Activity:
Type out the data again. Keep every line exactly the same.

Interface dataset entries
---

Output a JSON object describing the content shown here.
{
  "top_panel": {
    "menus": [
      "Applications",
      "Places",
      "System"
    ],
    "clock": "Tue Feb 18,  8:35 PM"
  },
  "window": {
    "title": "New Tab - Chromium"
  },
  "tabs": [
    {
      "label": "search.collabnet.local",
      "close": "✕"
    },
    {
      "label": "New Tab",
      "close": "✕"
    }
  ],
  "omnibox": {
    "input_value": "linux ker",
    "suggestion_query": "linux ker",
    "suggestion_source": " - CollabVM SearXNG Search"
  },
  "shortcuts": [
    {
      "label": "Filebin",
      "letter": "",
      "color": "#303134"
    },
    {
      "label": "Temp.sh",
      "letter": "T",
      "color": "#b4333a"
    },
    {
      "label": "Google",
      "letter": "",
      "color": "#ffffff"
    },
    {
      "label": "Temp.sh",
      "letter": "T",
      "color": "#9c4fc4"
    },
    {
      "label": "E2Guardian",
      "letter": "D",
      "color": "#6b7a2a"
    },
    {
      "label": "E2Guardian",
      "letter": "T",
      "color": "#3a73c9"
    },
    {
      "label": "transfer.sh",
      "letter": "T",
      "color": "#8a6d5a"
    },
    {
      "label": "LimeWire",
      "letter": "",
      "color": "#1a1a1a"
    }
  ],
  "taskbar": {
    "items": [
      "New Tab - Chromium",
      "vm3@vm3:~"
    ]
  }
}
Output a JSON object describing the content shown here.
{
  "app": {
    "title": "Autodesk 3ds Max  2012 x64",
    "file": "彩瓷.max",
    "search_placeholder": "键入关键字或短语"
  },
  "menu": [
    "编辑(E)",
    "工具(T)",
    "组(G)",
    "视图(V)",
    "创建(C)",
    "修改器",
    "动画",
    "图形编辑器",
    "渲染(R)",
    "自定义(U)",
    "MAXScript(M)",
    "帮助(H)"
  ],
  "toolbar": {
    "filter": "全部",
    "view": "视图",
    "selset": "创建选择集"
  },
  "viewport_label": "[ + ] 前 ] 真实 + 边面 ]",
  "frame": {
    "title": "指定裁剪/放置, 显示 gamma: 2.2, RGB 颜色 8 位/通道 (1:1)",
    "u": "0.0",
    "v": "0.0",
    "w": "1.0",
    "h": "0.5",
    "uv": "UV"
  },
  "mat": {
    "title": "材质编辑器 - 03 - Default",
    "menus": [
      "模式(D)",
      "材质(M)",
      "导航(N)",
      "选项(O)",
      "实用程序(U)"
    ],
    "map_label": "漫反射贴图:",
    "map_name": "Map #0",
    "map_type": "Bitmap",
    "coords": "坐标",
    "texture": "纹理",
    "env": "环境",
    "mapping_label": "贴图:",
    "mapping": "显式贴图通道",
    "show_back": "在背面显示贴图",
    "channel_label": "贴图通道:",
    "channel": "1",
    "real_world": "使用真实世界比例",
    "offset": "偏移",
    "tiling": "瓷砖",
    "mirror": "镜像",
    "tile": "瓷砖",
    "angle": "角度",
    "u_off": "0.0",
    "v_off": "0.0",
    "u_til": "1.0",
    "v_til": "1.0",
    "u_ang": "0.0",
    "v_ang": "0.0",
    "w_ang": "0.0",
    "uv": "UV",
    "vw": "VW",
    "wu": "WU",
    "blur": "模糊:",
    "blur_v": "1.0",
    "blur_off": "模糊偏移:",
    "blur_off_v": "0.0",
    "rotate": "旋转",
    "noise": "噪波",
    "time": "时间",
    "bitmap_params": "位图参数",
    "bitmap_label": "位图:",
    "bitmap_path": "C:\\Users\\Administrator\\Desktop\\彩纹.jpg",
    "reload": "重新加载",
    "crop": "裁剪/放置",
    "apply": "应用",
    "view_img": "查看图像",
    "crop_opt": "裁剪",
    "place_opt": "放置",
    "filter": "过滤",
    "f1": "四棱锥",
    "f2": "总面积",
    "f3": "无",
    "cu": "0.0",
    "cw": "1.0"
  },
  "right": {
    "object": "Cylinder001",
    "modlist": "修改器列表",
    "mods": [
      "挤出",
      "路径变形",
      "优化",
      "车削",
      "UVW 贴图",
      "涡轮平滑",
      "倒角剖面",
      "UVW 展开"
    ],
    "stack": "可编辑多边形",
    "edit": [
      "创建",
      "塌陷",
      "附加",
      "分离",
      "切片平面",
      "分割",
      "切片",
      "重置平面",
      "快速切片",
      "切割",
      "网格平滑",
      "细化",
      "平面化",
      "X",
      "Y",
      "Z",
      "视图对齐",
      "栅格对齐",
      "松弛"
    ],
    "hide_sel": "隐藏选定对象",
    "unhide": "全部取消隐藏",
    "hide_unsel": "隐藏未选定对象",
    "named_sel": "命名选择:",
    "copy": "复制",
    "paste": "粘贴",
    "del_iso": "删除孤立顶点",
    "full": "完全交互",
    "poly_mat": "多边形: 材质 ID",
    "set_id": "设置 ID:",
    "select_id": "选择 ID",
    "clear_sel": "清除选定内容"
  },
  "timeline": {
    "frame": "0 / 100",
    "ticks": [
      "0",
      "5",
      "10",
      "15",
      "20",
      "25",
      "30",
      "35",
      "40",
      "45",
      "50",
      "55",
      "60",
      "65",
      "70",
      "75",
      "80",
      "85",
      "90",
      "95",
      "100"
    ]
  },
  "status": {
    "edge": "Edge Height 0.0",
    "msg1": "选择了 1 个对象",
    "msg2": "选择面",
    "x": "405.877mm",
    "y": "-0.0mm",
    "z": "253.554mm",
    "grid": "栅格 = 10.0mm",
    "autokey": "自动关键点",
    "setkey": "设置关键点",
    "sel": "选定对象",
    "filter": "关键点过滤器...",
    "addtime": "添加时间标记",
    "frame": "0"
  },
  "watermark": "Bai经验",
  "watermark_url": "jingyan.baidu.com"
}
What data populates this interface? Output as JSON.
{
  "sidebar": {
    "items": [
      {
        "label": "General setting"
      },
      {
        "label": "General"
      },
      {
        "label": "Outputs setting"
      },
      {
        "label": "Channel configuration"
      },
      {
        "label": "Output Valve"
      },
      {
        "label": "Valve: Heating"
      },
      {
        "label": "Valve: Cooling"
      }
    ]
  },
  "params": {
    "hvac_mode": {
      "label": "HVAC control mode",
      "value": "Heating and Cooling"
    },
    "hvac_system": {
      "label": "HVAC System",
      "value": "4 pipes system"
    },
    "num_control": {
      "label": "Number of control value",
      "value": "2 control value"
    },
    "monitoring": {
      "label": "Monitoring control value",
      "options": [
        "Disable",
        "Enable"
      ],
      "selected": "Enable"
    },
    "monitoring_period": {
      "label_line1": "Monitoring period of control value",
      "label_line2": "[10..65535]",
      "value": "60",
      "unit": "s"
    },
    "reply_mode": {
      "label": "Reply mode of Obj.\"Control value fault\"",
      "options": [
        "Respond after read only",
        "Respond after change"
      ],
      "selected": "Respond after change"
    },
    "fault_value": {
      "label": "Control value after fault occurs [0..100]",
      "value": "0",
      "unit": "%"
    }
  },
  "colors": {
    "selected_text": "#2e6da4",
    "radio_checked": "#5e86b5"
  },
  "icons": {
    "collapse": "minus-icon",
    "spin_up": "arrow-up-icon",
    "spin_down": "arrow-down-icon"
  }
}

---

Task answer:
Output a JSON object describing the content shown here.
{
  "top_panel": {
    "menus": [
      "Applications",
      "Places",
      "System"
    ],
    "clock": "Tue Feb 18,  8:35 PM"
  },
  "window": {
    "title": "New Tab - Chromium"
  },
  "tabs": [
    {
      "label": "search.collabnet.local",
      "close": "✕"
    },
    {
      "label": "New Tab",
      "close": "✕"
    }
  ],
  "omnibox": {
    "input_value": "linux ker",
    "suggestion_query": "linux ker",
    "suggestion_source": " - CollabVM SearXNG Search"
  },
  "shortcuts": [
    {
      "label": "Filebin",
      "letter": "",
      "color": "#303134"
    },
    {
      "label": "Temp.sh",
      "letter": "T",
      "color": "#b4333a"
    },
    {
      "label": "Google",
      "letter": "",
      "color": "#ffffff"
    },
    {
      "label": "Temp.sh",
      "letter": "T",
      "color": "#9c4fc4"
    },
    {
      "label": "E2Guardian",
      "letter": "D",
      "color": "#6b7a2a"
    },
    {
      "label": "E2Guardian",
      "letter": "T",
      "color": "#3a73c9"
    },
    {
      "label": "transfer.sh",
      "letter": "T",
      "color": "#8a6d5a"
    },
    {
      "label": "LimeWire",
      "letter": "",
      "color": "#1a1a1a"
    }
  ],
  "taskbar": {
    "items": [
      "New Tab - Chromium",
      "vm3@vm3:~"
    ]
  }
}
Output a JSON object describing the content shown here.
{
  "app": {
    "title": "Autodesk 3ds Max  2012 x64",
    "file": "彩瓷.max",
    "search_placeholder": "键入关键字或短语"
  },
  "menu": [
    "编辑(E)",
    "工具(T)",
    "组(G)",
    "视图(V)",
    "创建(C)",
    "修改器",
    "动画",
    "图形编辑器",
    "渲染(R)",
    "自定义(U)",
    "MAXScript(M)",
    "帮助(H)"
  ],
  "toolbar": {
    "filter": "全部",
    "view": "视图",
    "selset": "创建选择集"
  },
  "viewport_label": "[ + ] 前 ] 真实 + 边面 ]",
  "frame": {
    "title": "指定裁剪/放置, 显示 gamma: 2.2, RGB 颜色 8 位/通道 (1:1)",
    "u": "0.0",
    "v": "0.0",
    "w": "1.0",
    "h": "0.5",
    "uv": "UV"
  },
  "mat": {
    "title": "材质编辑器 - 03 - Default",
    "menus": [
      "模式(D)",
      "材质(M)",
      "导航(N)",
      "选项(O)",
      "实用程序(U)"
    ],
    "map_label": "漫反射贴图:",
    "map_name": "Map #0",
    "map_type": "Bitmap",
    "coords": "坐标",
    "texture": "纹理",
    "env": "环境",
    "mapping_label": "贴图:",
    "mapping": "显式贴图通道",
    "show_back": "在背面显示贴图",
    "channel_label": "贴图通道:",
    "channel": "1",
    "real_world": "使用真实世界比例",
    "offset": "偏移",
    "tiling": "瓷砖",
    "mirror": "镜像",
    "tile": "瓷砖",
    "angle": "角度",
    "u_off": "0.0",
    "v_off": "0.0",
    "u_til": "1.0",
    "v_til": "1.0",
    "u_ang": "0.0",
    "v_ang": "0.0",
    "w_ang": "0.0",
    "uv": "UV",
    "vw": "VW",
    "wu": "WU",
    "blur": "模糊:",
    "blur_v": "1.0",
    "blur_off": "模糊偏移:",
    "blur_off_v": "0.0",
    "rotate": "旋转",
    "noise": "噪波",
    "time": "时间",
    "bitmap_params": "位图参数",
    "bitmap_label": "位图:",
    "bitmap_path": "C:\\Users\\Administrator\\Desktop\\彩纹.jpg",
    "reload": "重新加载",
    "crop": "裁剪/放置",
    "apply": "应用",
    "view_img": "查看图像",
    "crop_opt": "裁剪",
    "place_opt": "放置",
    "filter": "过滤",
    "f1": "四棱锥",
    "f2": "总面积",
    "f3": "无",
    "cu": "0.0",
    "cw": "1.0"
  },
  "right": {
    "object": "Cylinder001",
    "modlist": "修改器列表",
    "mods": [
      "挤出",
      "路径变形",
      "优化",
      "车削",
      "UVW 贴图",
      "涡轮平滑",
      "倒角剖面",
      "UVW 展开"
    ],
    "stack": "可编辑多边形",
    "edit": [
      "创建",
      "塌陷",
      "附加",
      "分离",
      "切片平面",
      "分割",
      "切片",
      "重置平面",
      "快速切片",
      "切割",
      "网格平滑",
      "细化",
      "平面化",
      "X",
      "Y",
      "Z",
      "视图对齐",
      "栅格对齐",
      "松弛"
    ],
    "hide_sel": "隐藏选定对象",
    "unhide": "全部取消隐藏",
    "hide_unsel": "隐藏未选定对象",
    "named_sel": "命名选择:",
    "copy": "复制",
    "paste": "粘贴",
    "del_iso": "删除孤立顶点",
    "full": "完全交互",
    "poly_mat": "多边形: 材质 ID",
    "set_id": "设置 ID:",
    "select_id": "选择 ID",
    "clear_sel": "清除选定内容"
  },
  "timeline": {
    "frame": "0 / 100",
    "ticks": [
      "0",
      "5",
      "10",
      "15",
      "20",
      "25",
      "30",
      "35",
      "40",
      "45",
      "50",
      "55",
      "60",
      "65",
      "70",
      "75",
      "80",
      "85",
      "90",
      "95",
      "100"
    ]
  },
  "status": {
    "edge": "Edge Height 0.0",
    "msg1": "选择了 1 个对象",
    "msg2": "选择面",
    "x": "405.877mm",
    "y": "-0.0mm",
    "z": "253.554mm",
    "grid": "栅格 = 10.0mm",
    "autokey": "自动关键点",
    "setkey": "设置关键点",
    "sel": "选定对象",
    "filter": "关键点过滤器...",
    "addtime": "添加时间标记",
    "frame": "0"
  },
  "watermark": "Bai经验",
  "watermark_url": "jingyan.baidu.com"
}
What data populates this interface? Output as JSON.
{
  "sidebar": {
    "items": [
      {
        "label": "General setting"
      },
      {
        "label": "General"
      },
      {
        "label": "Outputs setting"
      },
      {
        "label": "Channel configuration"
      },
      {
        "label": "Output Valve"
      },
      {
        "label": "Valve: Heating"
      },
      {
        "label": "Valve: Cooling"
      }
    ]
  },
  "params": {
    "hvac_mode": {
      "label": "HVAC control mode",
      "value": "Heating and Cooling"
    },
    "hvac_system": {
      "label": "HVAC System",
      "value": "4 pipes system"
    },
    "num_control": {
      "label": "Number of control value",
      "value": "2 control value"
    },
    "monitoring": {
      "label": "Monitoring control value",
      "options": [
        "Disable",
        "Enable"
      ],
      "selected": "Enable"
    },
    "monitoring_period": {
      "label_line1": "Monitoring period of control value",
      "label_line2": "[10..65535]",
      "value": "60",
      "unit": "s"
    },
    "reply_mode": {
      "label": "Reply mode of Obj.\"Control value fault\"",
      "options": [
        "Respond after read only",
        "Respond after change"
      ],
      "selected": "Respond after change"
    },
    "fault_value": {
      "label": "Control value after fault occurs [0..100]",
      "value": "0",
      "unit": "%"
    }
  },
  "colors": {
    "selected_text": "#2e6da4",
    "radio_checked": "#5e86b5"
  },
  "icons": {
    "collapse": "minus-icon",
    "spin_up": "arrow-up-icon",
    "spin_down": "arrow-down-icon"
  }
}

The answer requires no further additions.